The mountain route is, by definition, over the mountains, and is therefore much more challenging. Some of the stages are long and remote – especially Stage 6B – and you should have good fitness and stamina to attempt any of them. There are often sections of risk, close to steep drops and crags, the paths are frequently obscure or non-existent, so good navigation is paramount. The ability to keep comfortable in changing weather, sometimes hours from shelter, is vital. To do this route, you should be comfortable walking for up to 10 hours per day over high peaks and moorland, with a suitable pack.

Stage Summaries

The Snowdonia Way - Main Route Summary

StageDistanceAscentApprox time
1 Machynlleth to Dolgellau15½ miles (24.7km)2460ft (750m)7–8hr
2 Dolgellau to Trawsfynydd14 miles (22.6km)2590ft (790m)7hr
3 Trawsfynydd to Beddgelert18½ miles (29.5km)3050ft (930m)8–9hr
4 Beddgelert to Dolwyddelan12¾ miles (20.6km)2625ft (800m)6–7hr
5 Dolwyddelan to Bethesda15½ miles (25.1km)2165ft (660m)7–8hr
6 Bethesda to Conwy21 miles (33.6km)4855ft (1480m)10–11hr
Total97¼ miles (156.1km)17,745ft (5410m)45–50hr

The Snowdonia Way - Mountain Route Summary
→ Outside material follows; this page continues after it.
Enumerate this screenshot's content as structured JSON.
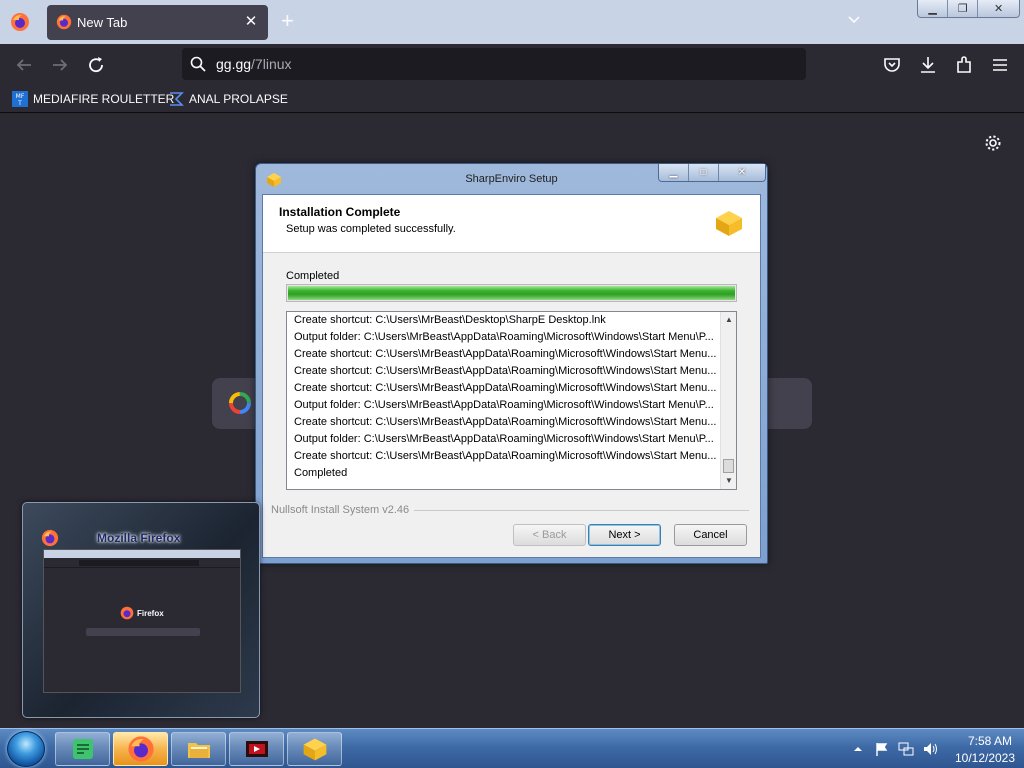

StageDistanceAscentApprox time
1A Machynlleth to Abergynolwyn12 miles (19.5km)3575ft (1090m)6–7hr
1B Abergynolwyn to Dolgellau14¾ miles (23.6km)4890ft (1490m)8hr
2A Dolgellau to Trawsfynydd16½ miles (26.6km)4560ft (1390m)9hr
3A Trawsfynydd to Penrhyndeudraeth11¾ miles (18.9km)2855ft (870m)6–7hr
3B Penrhyndeudraeth to Beddgelert15¾ miles (25.2km)4495ft (1370m)7–8hr
4A Beddgelert to Pen-y-Pass11¼ miles (17.9km)4855ft (1480m)6–7hr
4B Pen-y-Pass to Capel Curig9½ miles (15.5km)4165ft (1270m)5–6hr
5A Capel Curig to Bethesda12¾ miles (20.4km)5380ft (1640m)7–8hr
6A Bethesda to Conwy18 miles (28.7km)5215ft (1590m)9–10hr
Total122¼ miles (196.3km)39990ft (12,190m)63–70hr